__Aim of the exercise__
Determine how many lines of the data below contain "title", then give only that number.

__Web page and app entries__
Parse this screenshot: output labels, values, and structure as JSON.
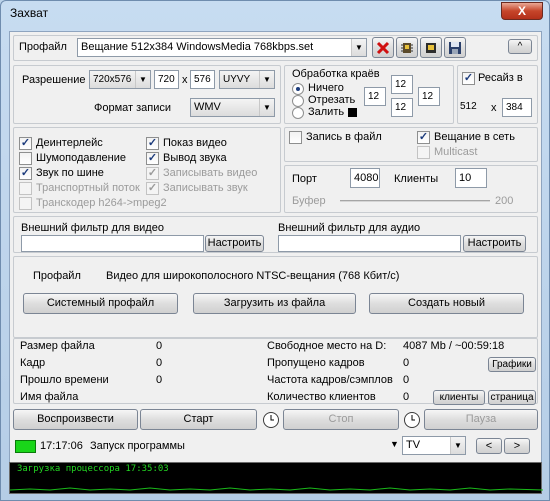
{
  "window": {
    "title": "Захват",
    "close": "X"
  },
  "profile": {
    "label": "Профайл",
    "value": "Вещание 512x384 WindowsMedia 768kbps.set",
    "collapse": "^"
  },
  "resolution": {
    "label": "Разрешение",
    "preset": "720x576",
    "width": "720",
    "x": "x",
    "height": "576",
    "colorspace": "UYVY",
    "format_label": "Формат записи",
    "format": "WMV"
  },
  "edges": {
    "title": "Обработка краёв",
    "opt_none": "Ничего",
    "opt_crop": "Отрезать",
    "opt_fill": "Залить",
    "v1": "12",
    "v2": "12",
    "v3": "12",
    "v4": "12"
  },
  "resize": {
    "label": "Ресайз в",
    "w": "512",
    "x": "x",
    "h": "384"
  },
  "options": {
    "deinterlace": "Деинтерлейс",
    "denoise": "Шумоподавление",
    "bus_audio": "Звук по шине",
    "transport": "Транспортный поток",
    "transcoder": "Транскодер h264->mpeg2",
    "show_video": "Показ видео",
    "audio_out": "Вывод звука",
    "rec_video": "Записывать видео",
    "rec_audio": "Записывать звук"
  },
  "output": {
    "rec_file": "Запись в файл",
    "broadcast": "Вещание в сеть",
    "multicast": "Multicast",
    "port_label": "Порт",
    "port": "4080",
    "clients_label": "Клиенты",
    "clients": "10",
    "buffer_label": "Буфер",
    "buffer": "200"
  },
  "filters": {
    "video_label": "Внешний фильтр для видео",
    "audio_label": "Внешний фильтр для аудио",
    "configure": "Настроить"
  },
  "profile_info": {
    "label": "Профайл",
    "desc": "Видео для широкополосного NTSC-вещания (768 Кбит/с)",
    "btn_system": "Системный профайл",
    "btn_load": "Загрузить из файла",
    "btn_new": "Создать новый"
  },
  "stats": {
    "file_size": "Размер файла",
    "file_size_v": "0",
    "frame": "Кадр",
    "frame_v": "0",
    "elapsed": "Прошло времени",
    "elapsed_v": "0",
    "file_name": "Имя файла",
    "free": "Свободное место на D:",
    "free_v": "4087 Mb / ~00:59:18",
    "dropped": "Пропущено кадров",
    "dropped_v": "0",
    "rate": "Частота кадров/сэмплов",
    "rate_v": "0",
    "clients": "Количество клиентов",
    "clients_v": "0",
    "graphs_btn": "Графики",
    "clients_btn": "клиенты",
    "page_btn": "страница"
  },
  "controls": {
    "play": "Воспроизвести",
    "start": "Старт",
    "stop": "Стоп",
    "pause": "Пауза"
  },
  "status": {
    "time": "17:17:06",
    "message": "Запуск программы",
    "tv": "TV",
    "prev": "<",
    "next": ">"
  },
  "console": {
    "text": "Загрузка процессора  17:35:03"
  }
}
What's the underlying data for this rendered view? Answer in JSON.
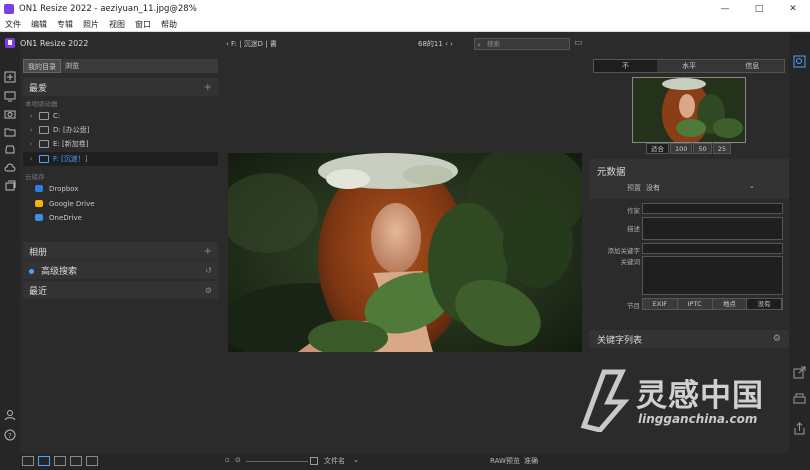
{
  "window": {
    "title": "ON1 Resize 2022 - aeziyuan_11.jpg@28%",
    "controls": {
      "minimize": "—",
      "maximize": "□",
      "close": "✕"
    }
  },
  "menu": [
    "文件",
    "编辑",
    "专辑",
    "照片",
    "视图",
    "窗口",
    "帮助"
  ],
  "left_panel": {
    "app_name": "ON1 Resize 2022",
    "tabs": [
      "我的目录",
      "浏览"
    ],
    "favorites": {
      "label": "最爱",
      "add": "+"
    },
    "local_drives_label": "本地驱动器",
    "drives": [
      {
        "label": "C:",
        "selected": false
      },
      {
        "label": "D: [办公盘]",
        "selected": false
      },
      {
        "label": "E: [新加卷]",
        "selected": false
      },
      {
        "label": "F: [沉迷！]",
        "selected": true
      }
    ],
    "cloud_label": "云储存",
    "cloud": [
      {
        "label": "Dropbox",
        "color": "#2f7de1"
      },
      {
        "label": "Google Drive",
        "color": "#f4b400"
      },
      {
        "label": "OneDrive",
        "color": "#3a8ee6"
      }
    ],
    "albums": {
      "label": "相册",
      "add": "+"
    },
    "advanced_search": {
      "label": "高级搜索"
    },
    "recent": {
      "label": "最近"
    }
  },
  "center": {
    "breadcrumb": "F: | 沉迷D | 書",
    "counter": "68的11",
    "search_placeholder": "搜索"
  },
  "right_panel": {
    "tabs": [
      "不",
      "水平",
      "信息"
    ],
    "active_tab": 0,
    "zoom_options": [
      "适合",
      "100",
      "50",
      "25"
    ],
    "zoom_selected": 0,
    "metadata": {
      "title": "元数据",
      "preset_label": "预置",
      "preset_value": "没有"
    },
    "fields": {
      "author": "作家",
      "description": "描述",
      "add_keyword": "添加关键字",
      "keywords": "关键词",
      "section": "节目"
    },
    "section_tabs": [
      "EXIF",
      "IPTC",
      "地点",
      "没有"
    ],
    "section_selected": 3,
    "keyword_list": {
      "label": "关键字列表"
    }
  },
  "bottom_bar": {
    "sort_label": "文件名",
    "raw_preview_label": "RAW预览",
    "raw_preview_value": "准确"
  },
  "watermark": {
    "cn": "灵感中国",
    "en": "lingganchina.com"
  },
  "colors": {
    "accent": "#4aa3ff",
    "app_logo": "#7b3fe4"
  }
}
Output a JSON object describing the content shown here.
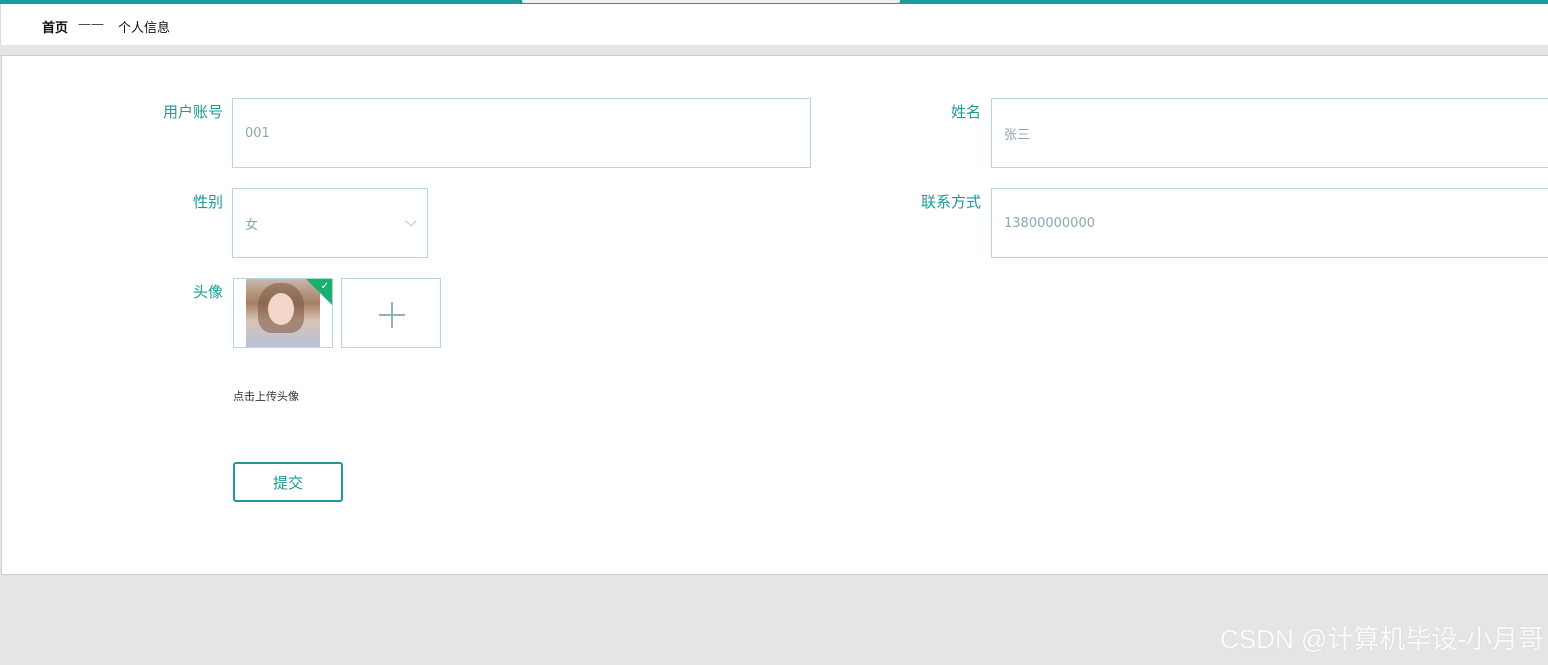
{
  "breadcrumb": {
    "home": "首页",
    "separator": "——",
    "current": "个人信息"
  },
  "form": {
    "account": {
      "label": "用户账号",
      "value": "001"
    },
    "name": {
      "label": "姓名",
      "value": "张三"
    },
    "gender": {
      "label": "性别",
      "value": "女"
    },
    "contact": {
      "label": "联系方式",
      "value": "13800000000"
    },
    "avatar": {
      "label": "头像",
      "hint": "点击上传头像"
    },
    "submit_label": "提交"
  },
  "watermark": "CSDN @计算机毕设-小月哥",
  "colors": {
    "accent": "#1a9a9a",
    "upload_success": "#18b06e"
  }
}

__Exercise result__
4